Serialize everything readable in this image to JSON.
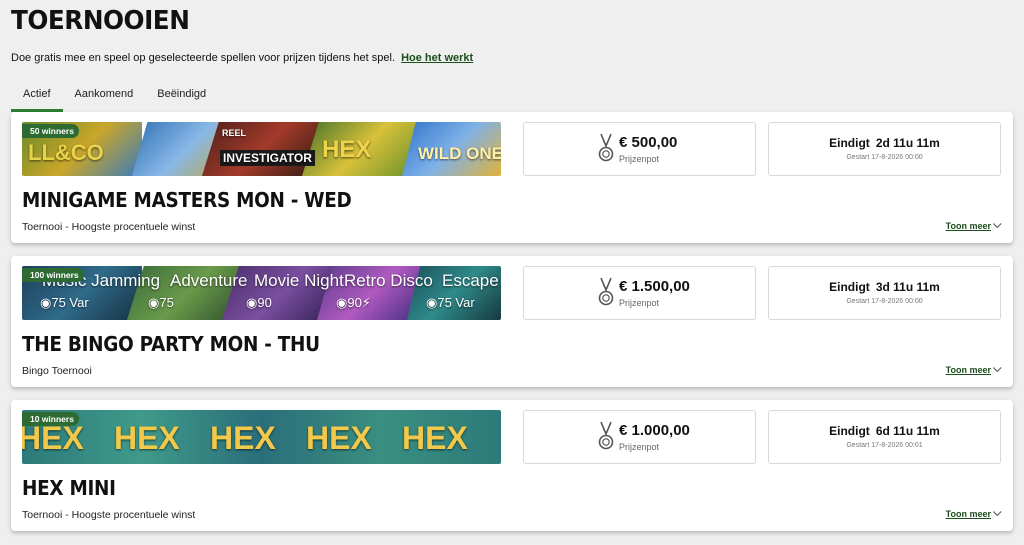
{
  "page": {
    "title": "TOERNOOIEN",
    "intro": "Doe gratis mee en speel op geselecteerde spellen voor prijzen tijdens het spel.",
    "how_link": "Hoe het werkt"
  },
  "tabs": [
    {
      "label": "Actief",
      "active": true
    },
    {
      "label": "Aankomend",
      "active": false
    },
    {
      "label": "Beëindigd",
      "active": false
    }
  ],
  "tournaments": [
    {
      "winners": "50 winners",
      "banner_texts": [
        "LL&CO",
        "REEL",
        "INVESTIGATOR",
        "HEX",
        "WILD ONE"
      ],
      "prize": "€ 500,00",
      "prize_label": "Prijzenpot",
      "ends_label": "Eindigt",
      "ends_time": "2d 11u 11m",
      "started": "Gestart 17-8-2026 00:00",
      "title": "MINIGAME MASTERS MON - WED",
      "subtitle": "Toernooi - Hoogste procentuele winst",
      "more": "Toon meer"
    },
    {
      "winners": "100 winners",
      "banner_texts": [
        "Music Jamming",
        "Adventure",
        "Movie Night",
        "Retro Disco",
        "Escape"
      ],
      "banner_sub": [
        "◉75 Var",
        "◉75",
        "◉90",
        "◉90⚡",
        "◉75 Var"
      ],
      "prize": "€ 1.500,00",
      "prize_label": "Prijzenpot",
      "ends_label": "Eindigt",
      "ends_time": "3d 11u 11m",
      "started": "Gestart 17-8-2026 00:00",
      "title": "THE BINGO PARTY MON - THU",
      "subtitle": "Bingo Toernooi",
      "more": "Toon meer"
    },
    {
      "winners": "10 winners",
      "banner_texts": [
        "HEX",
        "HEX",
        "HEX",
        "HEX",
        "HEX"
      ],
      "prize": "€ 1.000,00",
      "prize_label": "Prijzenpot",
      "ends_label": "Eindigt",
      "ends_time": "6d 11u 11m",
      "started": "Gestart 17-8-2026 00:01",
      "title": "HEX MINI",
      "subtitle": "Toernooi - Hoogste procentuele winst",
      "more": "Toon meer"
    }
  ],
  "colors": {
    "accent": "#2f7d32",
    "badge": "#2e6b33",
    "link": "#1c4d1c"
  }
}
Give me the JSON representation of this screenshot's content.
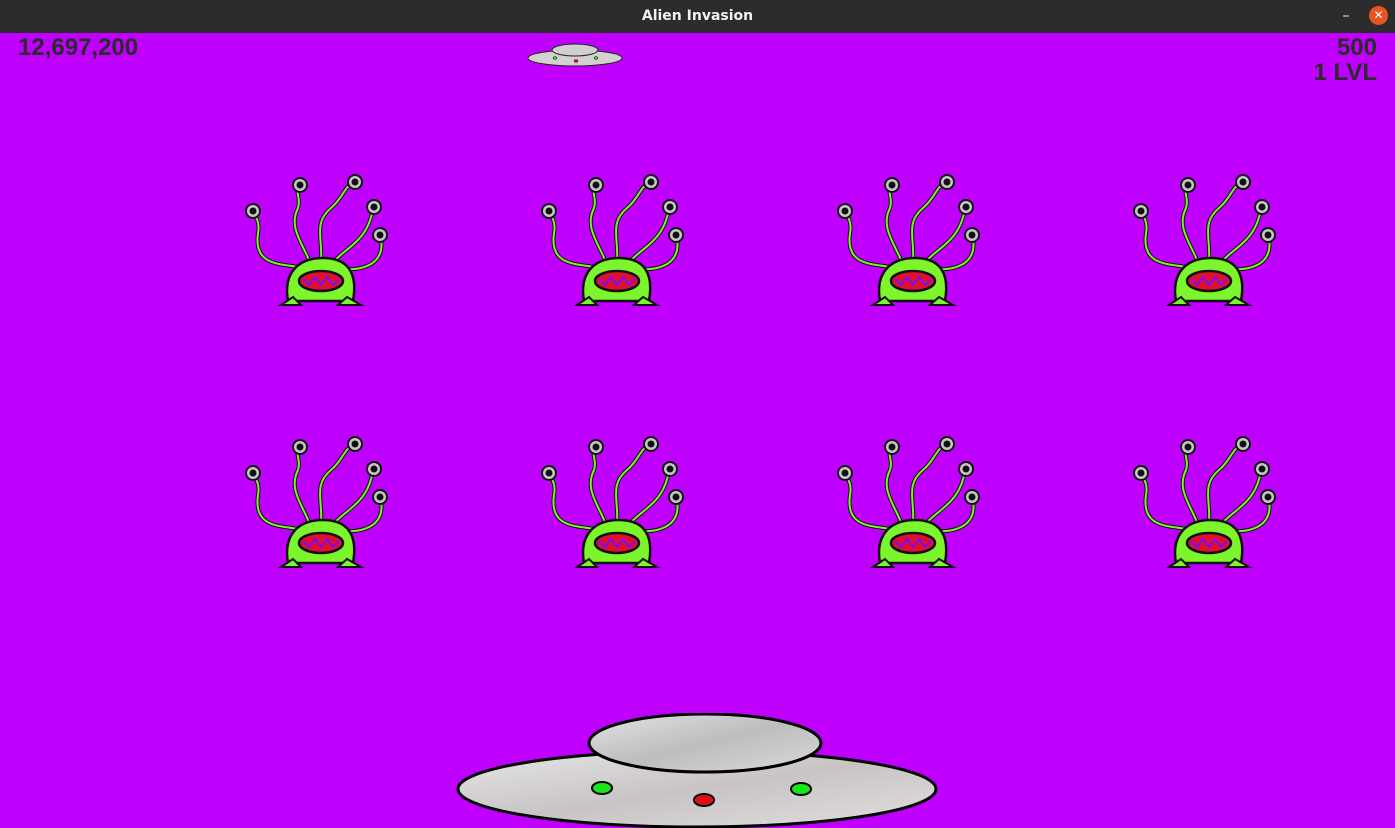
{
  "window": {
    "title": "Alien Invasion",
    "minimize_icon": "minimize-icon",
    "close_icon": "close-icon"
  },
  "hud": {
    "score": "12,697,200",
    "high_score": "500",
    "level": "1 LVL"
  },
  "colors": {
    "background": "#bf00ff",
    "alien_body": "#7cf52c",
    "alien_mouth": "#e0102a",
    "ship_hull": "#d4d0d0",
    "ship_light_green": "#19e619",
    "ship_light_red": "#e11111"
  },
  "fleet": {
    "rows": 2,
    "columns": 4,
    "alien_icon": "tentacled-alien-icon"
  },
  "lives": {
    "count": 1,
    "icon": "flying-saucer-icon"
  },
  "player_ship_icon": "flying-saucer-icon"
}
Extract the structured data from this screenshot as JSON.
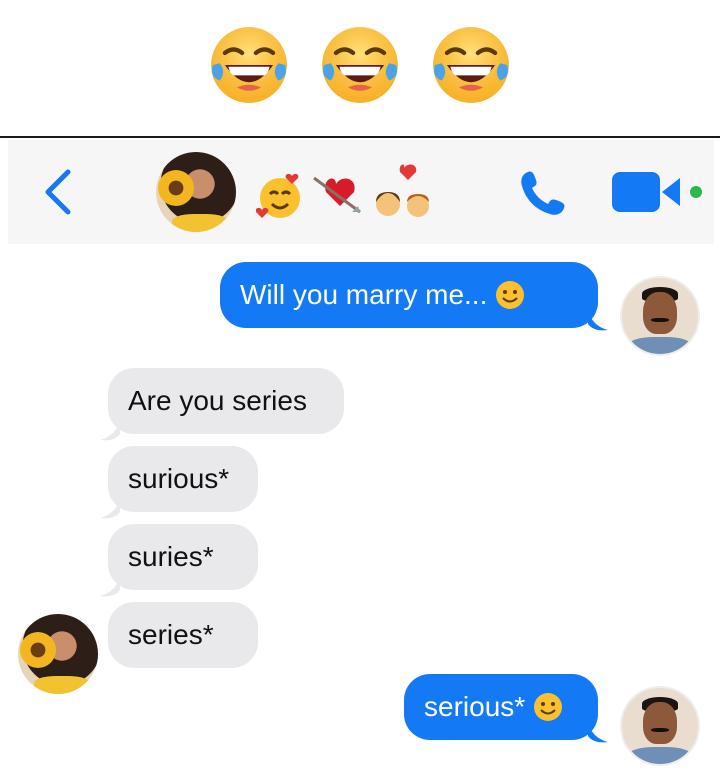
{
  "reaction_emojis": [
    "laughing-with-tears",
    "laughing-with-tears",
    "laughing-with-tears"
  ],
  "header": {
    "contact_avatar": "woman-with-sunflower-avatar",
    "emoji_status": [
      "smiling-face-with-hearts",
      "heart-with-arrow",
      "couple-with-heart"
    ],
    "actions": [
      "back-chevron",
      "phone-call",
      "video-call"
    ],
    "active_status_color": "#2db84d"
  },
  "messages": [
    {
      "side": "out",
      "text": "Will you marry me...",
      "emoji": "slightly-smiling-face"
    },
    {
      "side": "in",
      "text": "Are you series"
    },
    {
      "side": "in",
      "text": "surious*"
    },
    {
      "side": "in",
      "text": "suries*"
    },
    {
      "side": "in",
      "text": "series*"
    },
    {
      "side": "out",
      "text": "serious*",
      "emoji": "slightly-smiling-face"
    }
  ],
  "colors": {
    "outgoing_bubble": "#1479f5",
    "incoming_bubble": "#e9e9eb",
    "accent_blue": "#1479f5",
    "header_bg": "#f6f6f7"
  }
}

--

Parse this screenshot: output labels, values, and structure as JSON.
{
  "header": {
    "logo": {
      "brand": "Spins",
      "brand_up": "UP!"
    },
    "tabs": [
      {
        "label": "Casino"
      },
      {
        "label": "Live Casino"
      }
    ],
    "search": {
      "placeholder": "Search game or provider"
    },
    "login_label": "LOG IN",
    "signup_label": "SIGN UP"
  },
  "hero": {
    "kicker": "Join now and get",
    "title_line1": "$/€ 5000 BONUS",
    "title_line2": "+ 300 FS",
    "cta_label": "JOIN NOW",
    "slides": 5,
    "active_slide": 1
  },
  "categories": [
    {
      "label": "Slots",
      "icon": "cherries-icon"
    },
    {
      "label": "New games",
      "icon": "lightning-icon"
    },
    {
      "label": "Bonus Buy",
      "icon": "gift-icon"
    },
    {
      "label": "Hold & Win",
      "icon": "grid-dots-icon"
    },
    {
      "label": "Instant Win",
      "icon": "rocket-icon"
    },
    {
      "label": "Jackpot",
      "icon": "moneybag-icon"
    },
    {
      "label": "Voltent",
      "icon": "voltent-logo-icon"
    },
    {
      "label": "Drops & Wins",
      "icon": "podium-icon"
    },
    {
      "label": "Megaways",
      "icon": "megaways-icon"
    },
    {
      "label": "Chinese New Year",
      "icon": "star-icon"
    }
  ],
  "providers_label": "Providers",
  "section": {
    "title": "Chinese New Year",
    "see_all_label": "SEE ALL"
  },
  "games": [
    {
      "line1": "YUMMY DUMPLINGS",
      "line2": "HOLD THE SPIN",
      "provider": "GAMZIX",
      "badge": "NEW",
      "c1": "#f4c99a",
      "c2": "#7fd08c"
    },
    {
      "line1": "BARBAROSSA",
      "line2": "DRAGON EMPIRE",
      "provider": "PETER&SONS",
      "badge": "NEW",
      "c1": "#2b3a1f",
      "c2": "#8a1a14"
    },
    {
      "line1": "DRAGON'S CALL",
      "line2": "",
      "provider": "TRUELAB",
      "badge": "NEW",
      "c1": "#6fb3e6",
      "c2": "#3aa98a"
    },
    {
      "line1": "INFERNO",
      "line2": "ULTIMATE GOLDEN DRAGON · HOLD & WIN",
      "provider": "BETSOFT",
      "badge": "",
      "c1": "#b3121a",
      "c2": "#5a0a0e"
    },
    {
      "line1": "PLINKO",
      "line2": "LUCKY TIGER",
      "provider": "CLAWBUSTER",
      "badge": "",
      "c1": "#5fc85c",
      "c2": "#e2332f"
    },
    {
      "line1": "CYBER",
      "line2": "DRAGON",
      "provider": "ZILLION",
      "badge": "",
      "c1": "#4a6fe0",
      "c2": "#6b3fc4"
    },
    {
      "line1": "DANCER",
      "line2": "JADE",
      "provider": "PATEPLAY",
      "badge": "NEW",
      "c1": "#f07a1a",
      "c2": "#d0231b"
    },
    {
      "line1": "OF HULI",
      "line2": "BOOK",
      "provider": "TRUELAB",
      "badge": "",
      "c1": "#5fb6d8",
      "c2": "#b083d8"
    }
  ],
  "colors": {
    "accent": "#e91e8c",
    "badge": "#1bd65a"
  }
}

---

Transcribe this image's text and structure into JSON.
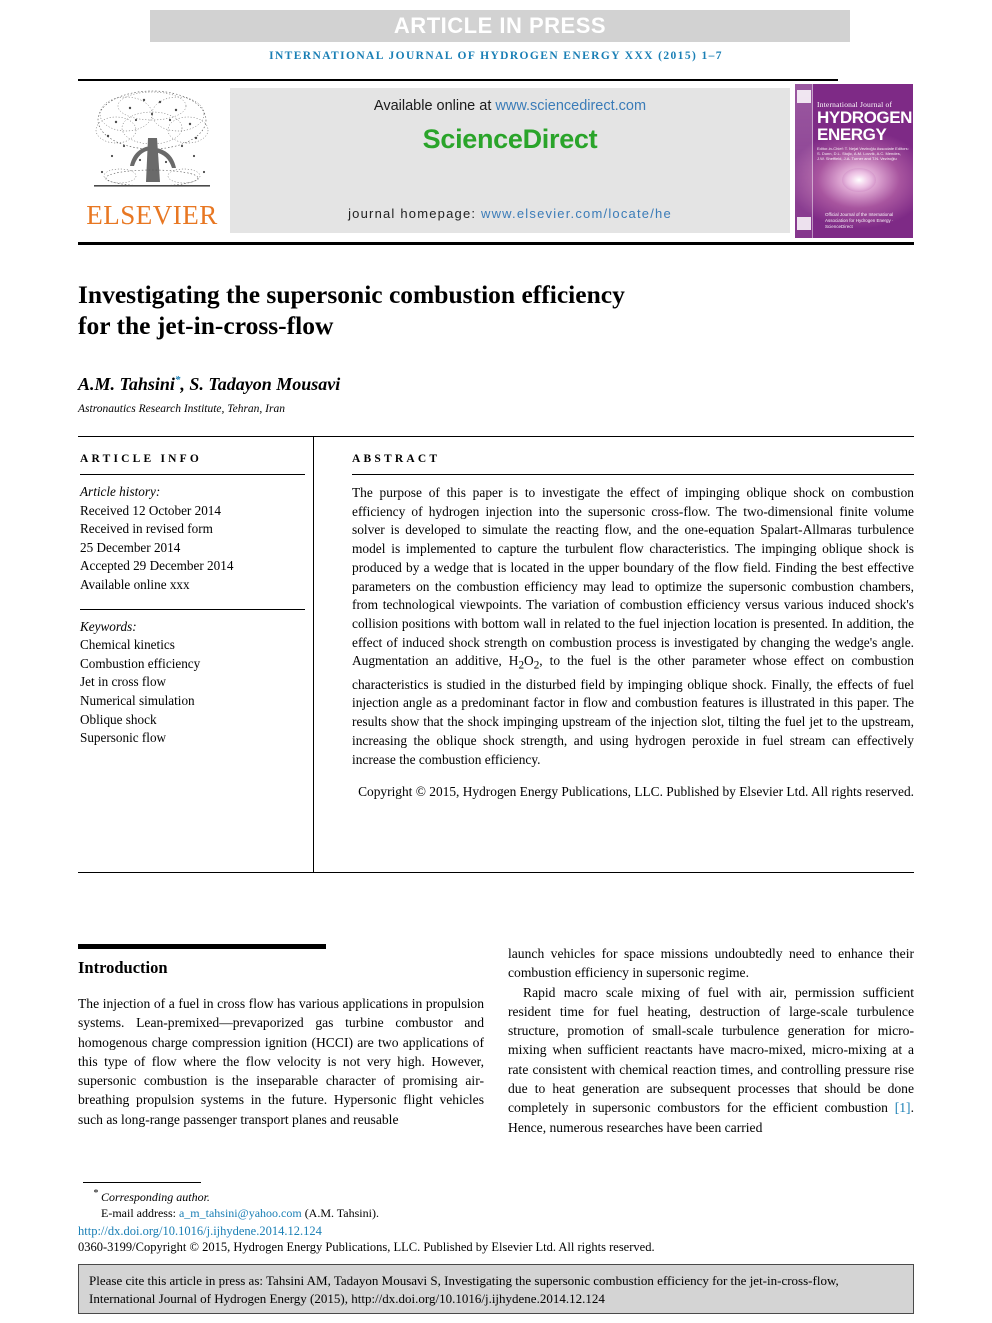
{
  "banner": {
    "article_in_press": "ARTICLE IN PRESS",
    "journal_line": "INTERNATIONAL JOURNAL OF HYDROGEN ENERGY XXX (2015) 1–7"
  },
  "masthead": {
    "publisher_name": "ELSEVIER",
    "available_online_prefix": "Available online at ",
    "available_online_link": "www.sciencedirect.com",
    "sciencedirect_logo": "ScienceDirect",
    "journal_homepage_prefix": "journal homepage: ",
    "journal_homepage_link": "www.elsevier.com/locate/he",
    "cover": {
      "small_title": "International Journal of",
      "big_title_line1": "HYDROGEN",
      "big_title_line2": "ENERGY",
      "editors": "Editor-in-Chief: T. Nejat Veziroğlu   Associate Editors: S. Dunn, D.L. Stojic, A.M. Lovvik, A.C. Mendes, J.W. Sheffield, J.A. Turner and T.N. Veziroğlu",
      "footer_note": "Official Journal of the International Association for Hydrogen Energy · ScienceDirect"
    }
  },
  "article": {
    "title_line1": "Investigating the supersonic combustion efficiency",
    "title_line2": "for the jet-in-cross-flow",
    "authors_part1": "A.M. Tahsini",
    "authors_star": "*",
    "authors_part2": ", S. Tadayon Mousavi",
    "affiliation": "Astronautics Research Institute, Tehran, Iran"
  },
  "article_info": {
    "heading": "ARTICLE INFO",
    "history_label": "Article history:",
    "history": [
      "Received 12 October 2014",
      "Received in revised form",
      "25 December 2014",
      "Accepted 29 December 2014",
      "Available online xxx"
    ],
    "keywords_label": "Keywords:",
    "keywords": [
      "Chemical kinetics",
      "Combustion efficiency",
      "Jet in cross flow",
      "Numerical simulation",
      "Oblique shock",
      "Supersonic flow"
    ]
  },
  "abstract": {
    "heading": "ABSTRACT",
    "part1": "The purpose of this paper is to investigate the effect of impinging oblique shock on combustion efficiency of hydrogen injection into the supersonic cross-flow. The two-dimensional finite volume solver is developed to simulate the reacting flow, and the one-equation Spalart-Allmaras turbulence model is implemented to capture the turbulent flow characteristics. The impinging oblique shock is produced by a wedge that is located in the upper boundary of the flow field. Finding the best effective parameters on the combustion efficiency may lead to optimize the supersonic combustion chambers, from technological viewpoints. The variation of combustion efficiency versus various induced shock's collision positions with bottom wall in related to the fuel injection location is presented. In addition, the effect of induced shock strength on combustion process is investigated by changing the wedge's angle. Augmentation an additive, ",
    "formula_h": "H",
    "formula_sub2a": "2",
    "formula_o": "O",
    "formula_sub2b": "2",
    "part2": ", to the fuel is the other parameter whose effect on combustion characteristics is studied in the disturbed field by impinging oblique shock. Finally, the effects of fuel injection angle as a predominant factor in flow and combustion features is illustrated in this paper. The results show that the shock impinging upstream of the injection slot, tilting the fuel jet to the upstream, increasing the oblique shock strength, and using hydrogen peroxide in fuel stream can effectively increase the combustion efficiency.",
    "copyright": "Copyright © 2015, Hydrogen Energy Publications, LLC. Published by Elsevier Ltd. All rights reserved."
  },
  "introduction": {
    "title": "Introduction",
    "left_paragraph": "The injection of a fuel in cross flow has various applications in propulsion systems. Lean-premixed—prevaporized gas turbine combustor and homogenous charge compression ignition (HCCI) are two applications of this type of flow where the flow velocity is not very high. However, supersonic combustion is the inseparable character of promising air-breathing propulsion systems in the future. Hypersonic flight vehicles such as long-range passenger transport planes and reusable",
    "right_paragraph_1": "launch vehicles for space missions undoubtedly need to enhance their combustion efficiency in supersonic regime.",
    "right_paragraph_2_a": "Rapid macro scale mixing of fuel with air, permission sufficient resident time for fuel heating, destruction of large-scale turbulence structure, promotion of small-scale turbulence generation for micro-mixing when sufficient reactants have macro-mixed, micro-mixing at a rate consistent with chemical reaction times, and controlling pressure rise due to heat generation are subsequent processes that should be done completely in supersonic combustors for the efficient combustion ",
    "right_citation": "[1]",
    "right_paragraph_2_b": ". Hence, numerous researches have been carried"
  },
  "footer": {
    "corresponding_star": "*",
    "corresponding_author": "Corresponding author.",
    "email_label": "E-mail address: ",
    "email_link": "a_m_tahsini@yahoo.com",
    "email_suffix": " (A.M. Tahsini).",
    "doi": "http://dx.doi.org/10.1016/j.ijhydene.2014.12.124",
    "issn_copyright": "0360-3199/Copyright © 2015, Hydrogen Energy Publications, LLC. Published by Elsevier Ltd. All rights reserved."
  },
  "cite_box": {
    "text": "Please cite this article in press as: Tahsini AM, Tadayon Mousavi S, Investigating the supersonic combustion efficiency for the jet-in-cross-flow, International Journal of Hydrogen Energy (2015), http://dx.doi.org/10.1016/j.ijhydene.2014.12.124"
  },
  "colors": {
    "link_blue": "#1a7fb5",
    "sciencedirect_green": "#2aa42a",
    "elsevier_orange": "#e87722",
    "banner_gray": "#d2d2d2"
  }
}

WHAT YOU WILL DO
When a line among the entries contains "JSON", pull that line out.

RESULT OF THE EXERCISE
Serialize everything readable in this image to JSON.
Give me the JSON representation of this screenshot's content.
Extract the structured data from this screenshot as JSON.
Parse this screenshot: output labels, values, and structure as JSON.
Transcribe this image's text and structure into JSON.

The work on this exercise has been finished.